- **To do**
The complete data, repeated exactly, should form your response.

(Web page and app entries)
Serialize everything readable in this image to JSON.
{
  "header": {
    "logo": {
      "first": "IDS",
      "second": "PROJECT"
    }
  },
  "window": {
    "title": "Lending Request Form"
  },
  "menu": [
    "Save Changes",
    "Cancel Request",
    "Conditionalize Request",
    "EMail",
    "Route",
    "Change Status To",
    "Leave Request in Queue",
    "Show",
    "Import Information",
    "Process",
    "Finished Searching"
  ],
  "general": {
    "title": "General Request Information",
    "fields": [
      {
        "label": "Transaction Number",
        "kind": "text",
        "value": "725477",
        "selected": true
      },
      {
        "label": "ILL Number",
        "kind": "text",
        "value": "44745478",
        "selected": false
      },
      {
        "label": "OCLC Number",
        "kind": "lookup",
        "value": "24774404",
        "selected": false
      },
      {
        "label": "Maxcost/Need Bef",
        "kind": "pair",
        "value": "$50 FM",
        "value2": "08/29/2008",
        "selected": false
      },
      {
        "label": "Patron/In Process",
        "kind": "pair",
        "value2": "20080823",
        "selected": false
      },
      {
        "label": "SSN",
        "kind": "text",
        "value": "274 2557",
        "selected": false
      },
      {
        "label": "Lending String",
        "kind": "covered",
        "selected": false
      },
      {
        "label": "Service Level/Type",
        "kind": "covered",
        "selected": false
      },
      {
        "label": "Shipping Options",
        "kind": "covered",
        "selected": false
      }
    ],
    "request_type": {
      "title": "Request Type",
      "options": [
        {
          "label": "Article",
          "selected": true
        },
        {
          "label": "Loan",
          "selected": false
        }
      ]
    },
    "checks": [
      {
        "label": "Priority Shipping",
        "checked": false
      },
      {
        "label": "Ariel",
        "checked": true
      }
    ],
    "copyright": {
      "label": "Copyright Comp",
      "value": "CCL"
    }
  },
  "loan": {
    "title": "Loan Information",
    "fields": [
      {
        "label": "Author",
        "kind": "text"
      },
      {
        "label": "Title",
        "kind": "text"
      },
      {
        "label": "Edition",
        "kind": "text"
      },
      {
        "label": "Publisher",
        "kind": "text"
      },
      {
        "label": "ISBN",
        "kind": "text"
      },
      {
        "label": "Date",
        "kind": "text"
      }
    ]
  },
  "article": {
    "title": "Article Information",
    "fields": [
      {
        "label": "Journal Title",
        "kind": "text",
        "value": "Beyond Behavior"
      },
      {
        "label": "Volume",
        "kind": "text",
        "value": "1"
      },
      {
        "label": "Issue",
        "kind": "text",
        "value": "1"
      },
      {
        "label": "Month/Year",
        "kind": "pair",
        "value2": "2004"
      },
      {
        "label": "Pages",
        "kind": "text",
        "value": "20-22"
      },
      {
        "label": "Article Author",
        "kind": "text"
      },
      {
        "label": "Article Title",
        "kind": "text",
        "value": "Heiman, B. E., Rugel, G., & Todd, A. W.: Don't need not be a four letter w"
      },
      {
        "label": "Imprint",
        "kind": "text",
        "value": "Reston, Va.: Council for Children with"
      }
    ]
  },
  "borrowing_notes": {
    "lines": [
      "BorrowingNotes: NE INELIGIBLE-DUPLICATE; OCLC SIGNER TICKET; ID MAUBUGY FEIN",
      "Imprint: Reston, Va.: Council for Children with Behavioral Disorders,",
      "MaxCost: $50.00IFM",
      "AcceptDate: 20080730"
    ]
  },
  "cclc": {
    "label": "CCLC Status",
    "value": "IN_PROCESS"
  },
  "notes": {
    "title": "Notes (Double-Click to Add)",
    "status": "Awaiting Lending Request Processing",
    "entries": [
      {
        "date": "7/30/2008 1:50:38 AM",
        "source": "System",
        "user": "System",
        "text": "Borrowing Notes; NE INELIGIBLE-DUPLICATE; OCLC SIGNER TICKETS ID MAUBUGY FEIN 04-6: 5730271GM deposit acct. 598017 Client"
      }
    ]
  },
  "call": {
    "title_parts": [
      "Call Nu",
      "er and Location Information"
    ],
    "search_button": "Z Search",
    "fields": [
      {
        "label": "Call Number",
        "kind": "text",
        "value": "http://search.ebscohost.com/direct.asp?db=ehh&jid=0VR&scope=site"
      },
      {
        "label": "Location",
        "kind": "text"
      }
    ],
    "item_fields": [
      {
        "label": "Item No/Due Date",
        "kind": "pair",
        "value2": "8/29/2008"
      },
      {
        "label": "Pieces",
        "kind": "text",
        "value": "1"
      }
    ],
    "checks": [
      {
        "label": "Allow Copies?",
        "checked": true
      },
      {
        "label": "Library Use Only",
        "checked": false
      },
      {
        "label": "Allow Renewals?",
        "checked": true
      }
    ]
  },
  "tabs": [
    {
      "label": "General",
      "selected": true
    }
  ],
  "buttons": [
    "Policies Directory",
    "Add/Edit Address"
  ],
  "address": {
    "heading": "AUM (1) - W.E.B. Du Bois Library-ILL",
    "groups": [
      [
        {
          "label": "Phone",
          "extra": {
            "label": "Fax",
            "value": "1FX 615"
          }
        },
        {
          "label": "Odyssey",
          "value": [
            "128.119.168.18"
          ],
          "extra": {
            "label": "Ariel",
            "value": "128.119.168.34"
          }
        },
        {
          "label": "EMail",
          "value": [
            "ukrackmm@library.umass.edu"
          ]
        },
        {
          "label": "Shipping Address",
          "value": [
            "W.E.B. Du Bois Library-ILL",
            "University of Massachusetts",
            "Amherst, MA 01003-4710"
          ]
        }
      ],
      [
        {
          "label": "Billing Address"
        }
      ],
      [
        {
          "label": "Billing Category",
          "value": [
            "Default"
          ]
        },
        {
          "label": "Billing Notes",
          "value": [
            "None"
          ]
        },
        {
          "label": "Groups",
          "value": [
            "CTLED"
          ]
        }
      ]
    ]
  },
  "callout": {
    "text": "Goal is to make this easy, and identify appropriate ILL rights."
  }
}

- **Expected answer**
Serialize everything readable in this image to JSON.
{
  "header": {
    "logo": {
      "first": "IDS",
      "second": "PROJECT"
    }
  },
  "window": {
    "title": "Lending Request Form"
  },
  "menu": [
    "Save Changes",
    "Cancel Request",
    "Conditionalize Request",
    "EMail",
    "Route",
    "Change Status To",
    "Leave Request in Queue",
    "Show",
    "Import Information",
    "Process",
    "Finished Searching"
  ],
  "general": {
    "title": "General Request Information",
    "fields": [
      {
        "label": "Transaction Number",
        "kind": "text",
        "value": "725477",
        "selected": true
      },
      {
        "label": "ILL Number",
        "kind": "text",
        "value": "44745478",
        "selected": false
      },
      {
        "label": "OCLC Number",
        "kind": "lookup",
        "value": "24774404",
        "selected": false
      },
      {
        "label": "Maxcost/Need Bef",
        "kind": "pair",
        "value": "$50 FM",
        "value2": "08/29/2008",
        "selected": false
      },
      {
        "label": "Patron/In Process",
        "kind": "pair",
        "value2": "20080823",
        "selected": false
      },
      {
        "label": "SSN",
        "kind": "text",
        "value": "274 2557",
        "selected": false
      },
      {
        "label": "Lending String",
        "kind": "covered",
        "selected": false
      },
      {
        "label": "Service Level/Type",
        "kind": "covered",
        "selected": false
      },
      {
        "label": "Shipping Options",
        "kind": "covered",
        "selected": false
      }
    ],
    "request_type": {
      "title": "Request Type",
      "options": [
        {
          "label": "Article",
          "selected": true
        },
        {
          "label": "Loan",
          "selected": false
        }
      ]
    },
    "checks": [
      {
        "label": "Priority Shipping",
        "checked": false
      },
      {
        "label": "Ariel",
        "checked": true
      }
    ],
    "copyright": {
      "label": "Copyright Comp",
      "value": "CCL"
    }
  },
  "loan": {
    "title": "Loan Information",
    "fields": [
      {
        "label": "Author",
        "kind": "text"
      },
      {
        "label": "Title",
        "kind": "text"
      },
      {
        "label": "Edition",
        "kind": "text"
      },
      {
        "label": "Publisher",
        "kind": "text"
      },
      {
        "label": "ISBN",
        "kind": "text"
      },
      {
        "label": "Date",
        "kind": "text"
      }
    ]
  },
  "article": {
    "title": "Article Information",
    "fields": [
      {
        "label": "Journal Title",
        "kind": "text",
        "value": "Beyond Behavior"
      },
      {
        "label": "Volume",
        "kind": "text",
        "value": "1"
      },
      {
        "label": "Issue",
        "kind": "text",
        "value": "1"
      },
      {
        "label": "Month/Year",
        "kind": "pair",
        "value2": "2004"
      },
      {
        "label": "Pages",
        "kind": "text",
        "value": "20-22"
      },
      {
        "label": "Article Author",
        "kind": "text"
      },
      {
        "label": "Article Title",
        "kind": "text",
        "value": "Heiman, B. E., Rugel, G., & Todd, A. W.: Don't need not be a four letter w"
      },
      {
        "label": "Imprint",
        "kind": "text",
        "value": "Reston, Va.: Council for Children with"
      }
    ]
  },
  "borrowing_notes": {
    "lines": [
      "BorrowingNotes: NE INELIGIBLE-DUPLICATE; OCLC SIGNER TICKET; ID MAUBUGY FEIN",
      "Imprint: Reston, Va.: Council for Children with Behavioral Disorders,",
      "MaxCost: $50.00IFM",
      "AcceptDate: 20080730"
    ]
  },
  "cclc": {
    "label": "CCLC Status",
    "value": "IN_PROCESS"
  },
  "notes": {
    "title": "Notes (Double-Click to Add)",
    "status": "Awaiting Lending Request Processing",
    "entries": [
      {
        "date": "7/30/2008 1:50:38 AM",
        "source": "System",
        "user": "System",
        "text": "Borrowing Notes; NE INELIGIBLE-DUPLICATE; OCLC SIGNER TICKETS ID MAUBUGY FEIN 04-6: 5730271GM deposit acct. 598017 Client"
      }
    ]
  },
  "call": {
    "title_parts": [
      "Call Nu",
      "er and Location Information"
    ],
    "search_button": "Z Search",
    "fields": [
      {
        "label": "Call Number",
        "kind": "text",
        "value": "http://search.ebscohost.com/direct.asp?db=ehh&jid=0VR&scope=site"
      },
      {
        "label": "Location",
        "kind": "text"
      }
    ],
    "item_fields": [
      {
        "label": "Item No/Due Date",
        "kind": "pair",
        "value2": "8/29/2008"
      },
      {
        "label": "Pieces",
        "kind": "text",
        "value": "1"
      }
    ],
    "checks": [
      {
        "label": "Allow Copies?",
        "checked": true
      },
      {
        "label": "Library Use Only",
        "checked": false
      },
      {
        "label": "Allow Renewals?",
        "checked": true
      }
    ]
  },
  "tabs": [
    {
      "label": "General",
      "selected": true
    }
  ],
  "buttons": [
    "Policies Directory",
    "Add/Edit Address"
  ],
  "address": {
    "heading": "AUM (1) - W.E.B. Du Bois Library-ILL",
    "groups": [
      [
        {
          "label": "Phone",
          "extra": {
            "label": "Fax",
            "value": "1FX 615"
          }
        },
        {
          "label": "Odyssey",
          "value": [
            "128.119.168.18"
          ],
          "extra": {
            "label": "Ariel",
            "value": "128.119.168.34"
          }
        },
        {
          "label": "EMail",
          "value": [
            "ukrackmm@library.umass.edu"
          ]
        },
        {
          "label": "Shipping Address",
          "value": [
            "W.E.B. Du Bois Library-ILL",
            "University of Massachusetts",
            "Amherst, MA 01003-4710"
          ]
        }
      ],
      [
        {
          "label": "Billing Address"
        }
      ],
      [
        {
          "label": "Billing Category",
          "value": [
            "Default"
          ]
        },
        {
          "label": "Billing Notes",
          "value": [
            "None"
          ]
        },
        {
          "label": "Groups",
          "value": [
            "CTLED"
          ]
        }
      ]
    ]
  },
  "callout": {
    "text": "Goal is to make this easy, and identify appropriate ILL rights."
  }
}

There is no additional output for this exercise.